A Facebook group allowing Oxford students to share photos of outrageous, fascinating and witty margin notes in library books was picked up by national newspapers this week. ‘Oxford University Marginalia’ currently has 5,556 members who post photographs of interesting margin notes.
The group was noticed by The Telegraph last Thursday. The paper wrote: “Completing a degree at Oxford University is notoriously challenging, and requires an amount of reading that would drive most people mad. It’s no surprise, then, to find out some tired students take their academic frustrations out in the only way possible (in a library, at least): by abusing the books themselves.” In the works are notes to whomever might pick up the book next. One read “Christ, I’ve left the oven on”. There is a lot of wit, but the humour is not always high-brow. Sometimes words and titles are altered: the “r” and the final “i” in Virginia Woolf were scribbled out on the title page of a biography.
April Pierce, who founded the group in 2012, told the BBC, marginalia is “probably not the most enlightened form of literature but it’s entertaining and people enjoy it … [it is] guttural or visceral reactions to a reading experience”. The fact that so many people read the same books means that many have been defaced, some quite heavily, normally by students underlining key points or drawing arrows.

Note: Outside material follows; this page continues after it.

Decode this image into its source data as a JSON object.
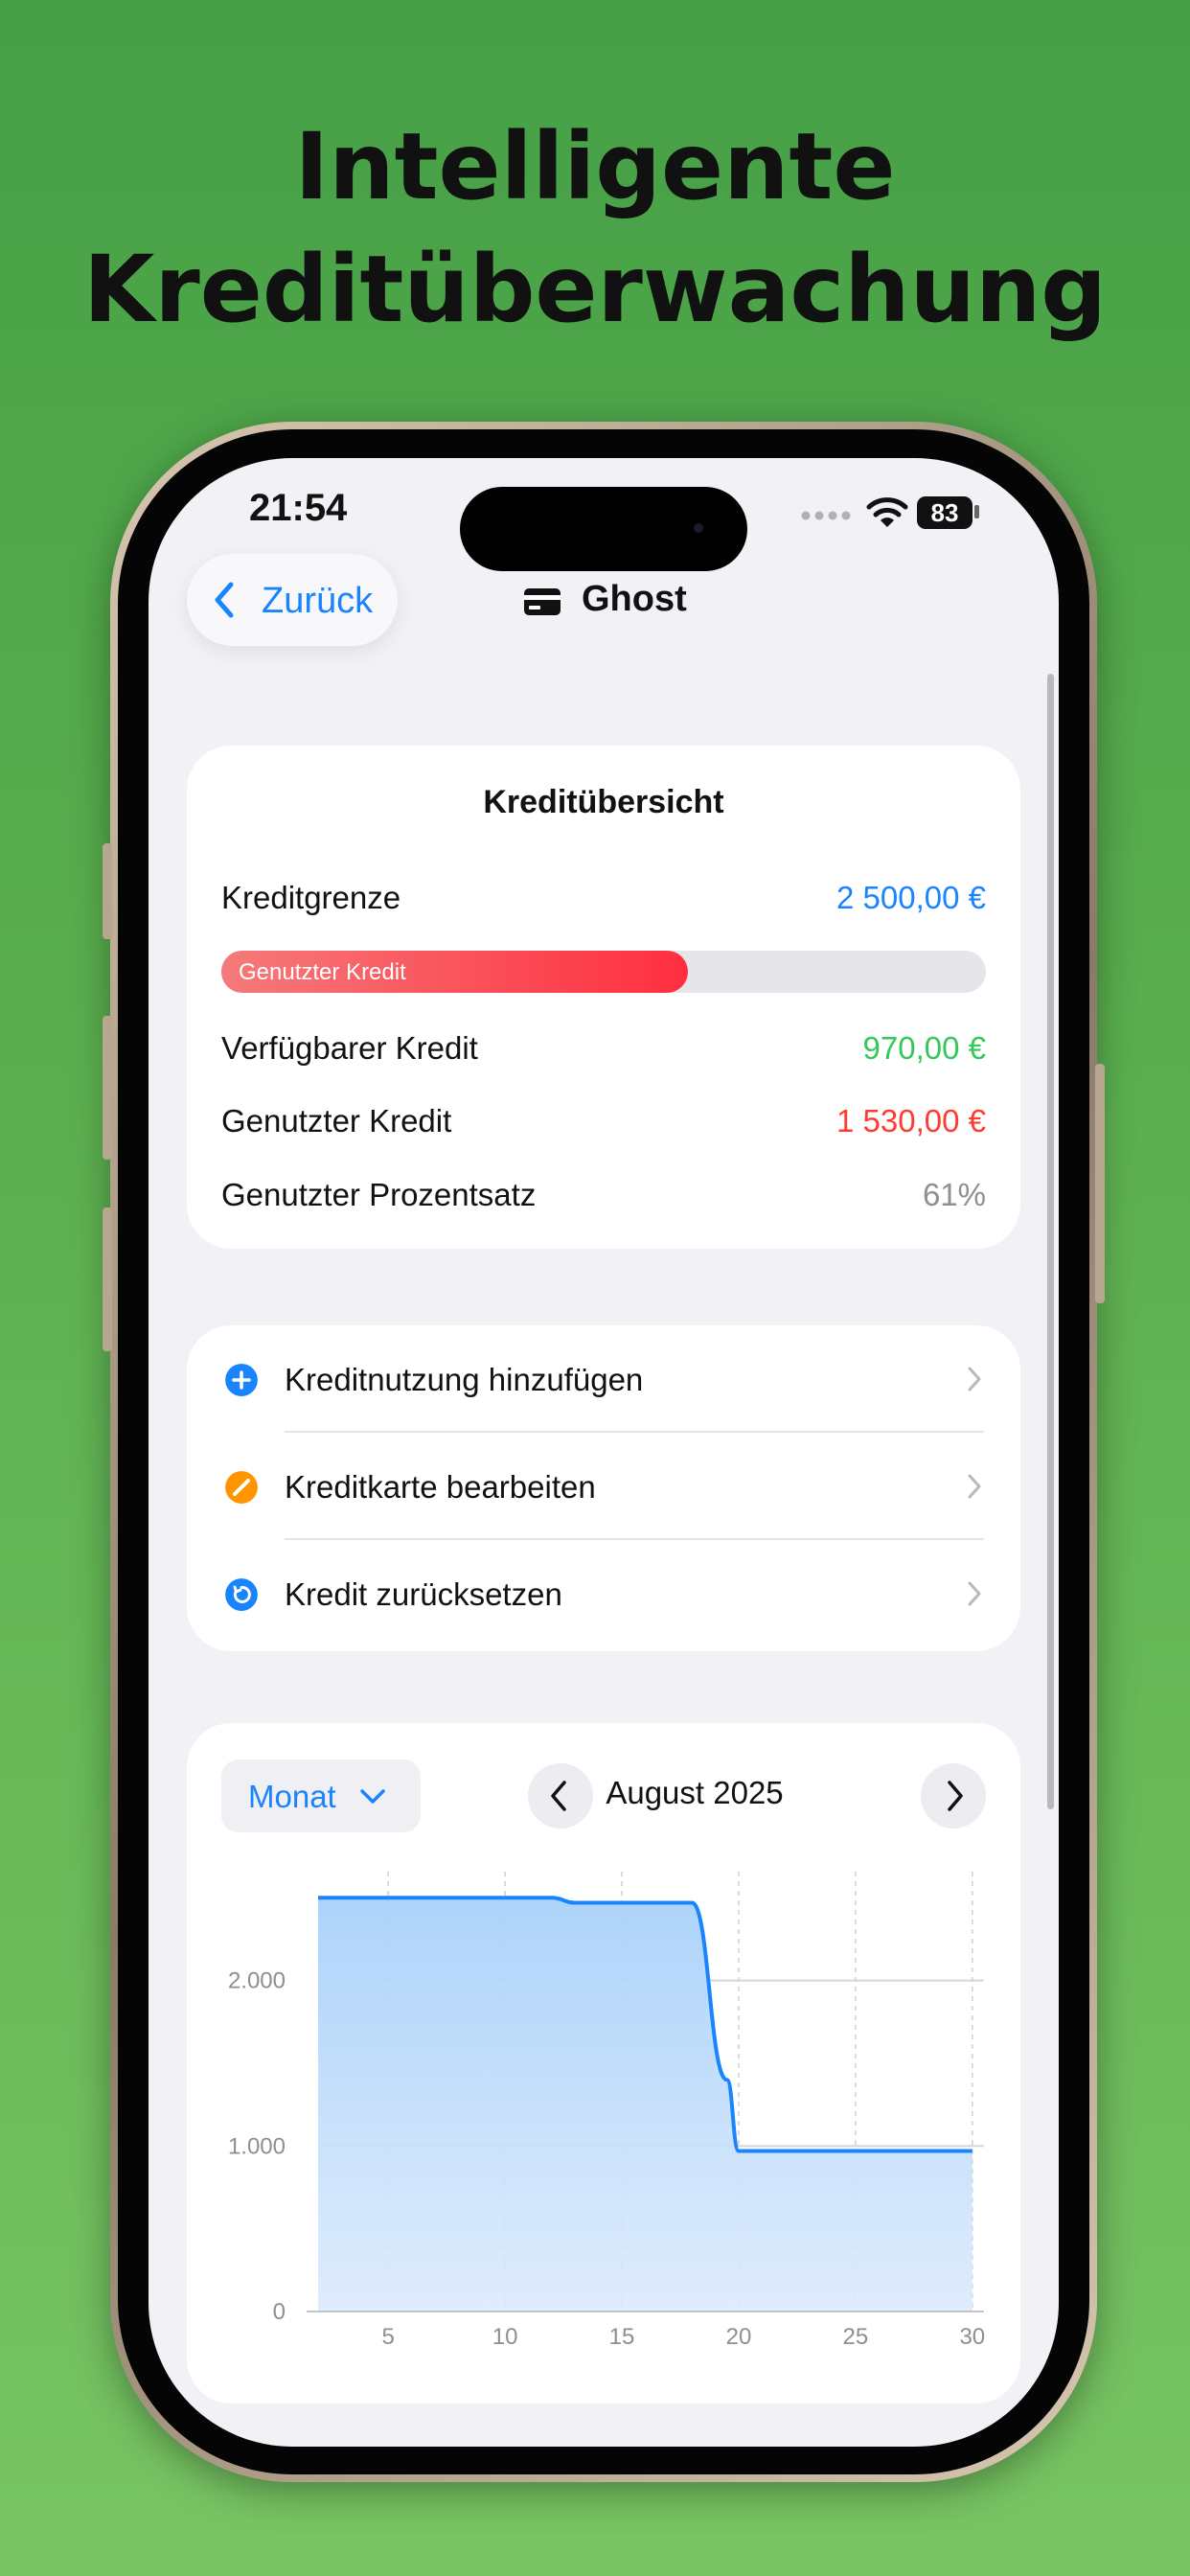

But occasionally they share some observations on the works, or frustration at the text. “A lot of the marginalia is frustrated scholars in a library who want someone to hear their outbursts… it’s almost as if they are talking to an invisible audience through their reading material”, Pierce said.
Amongst gems are warnings to other scholars tempted by a footnote: “this man and his books are awful. Do not read them”, marginates one anonymous reader in block capitals. Others express frustration at excessive underlining: “whoever did this needs their writing and underlining implements confiscated” insists an annoyed student, directing an arrow to a paragraph of thickly- underlined prose. There is clearly an unwritten marginalic etiquette to which one unfortunate borrower did not adhere—“how much do pens cost?” scrawled one pencil-wielder beneath a penned annotation. And some have simply to given up (“I would love to meet the idiot who named this stupid book…”), while one let thoughts of food distract them from their late-night essay crises, circling “flapjack” in Shakespeare’s Pericles and drawing a little love heart beneath the word.
The Bodleian Library have stressed that they do not tolerate marginean mischief. Specifically, a spokesperson said that they “do not condone the defacing of library material”. “All students of the University of Oxford who would like access to the Bodleian Libraries sign a declaration which is an agreement ‘not to remove from the library, or to mark, deface, or injure in any way, any volume, document, or other object belonging to it’.”